I believe you can put much of the blame on our trade situation to the influence of money/lobbying. And with the Supreme Court decision allowing corporations to give unlimited amounts of money to PACs and the like it has exasperated the situation.
Let me give a couple of examples of bad trade policies influenced by big money.
In the mid-1990s, China was having a problem controlling its missiles and sought technology from Loral Corp. The Defense and State Departments were against the deal, while Pres. Clinton and the Commerce Dept. (Ron Brown) were pushing it. The latter won out and it was reported that it saved China 10 years in developing its missile/weapons systems. Subsequently Clinton received a $1 million donation for his re-election bid from a Chinese national (which was illegal). Clinton was also behind China getting into the World Trade Organization, allowing it access to almost all markets.

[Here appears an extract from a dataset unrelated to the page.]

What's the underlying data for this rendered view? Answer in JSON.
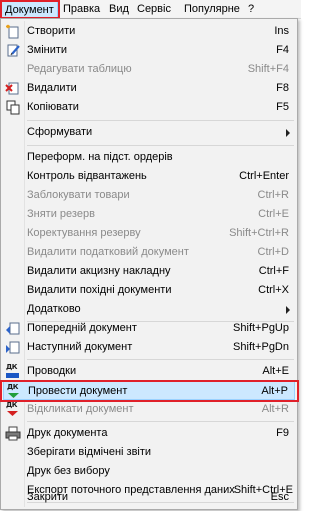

The other example was Wal-Mart (so-called “Buy America” company) that actively lobbied its suppliers in the 1990s to move their manufacturing operations to China so it could get the price point it wanted to make bigger profits. This was part of the hollowing out of our country’s manufacturing base faster than it might have happened. Not so coincidentally Wal-Mart is based in Clinton’s home state of Arkansas.
These decisions led me to not vote for a major party for president for the first time in my life.
So what do we do now? The world has changed dramatically and the U.S. has a much smaller manufacturing base and is dependent on a service-based economy.
I don’t agree with Trump’s policy of negotiating single-country trade deals, which will make it more complicated for our industries to adapt. On the other hand, we have to be able to enforce trade deals that put us on equal footing with other countries. Most countries charge an import tariff so we either have to match that or come up with a way to equal out those offsets. And we have to protect our intellectual property (IP) from countries like China. Trump will be imposing strong tariffs on China for IP theft. That may be a strategy to get them to listen, but we also have to have ways to secure our technology going forward.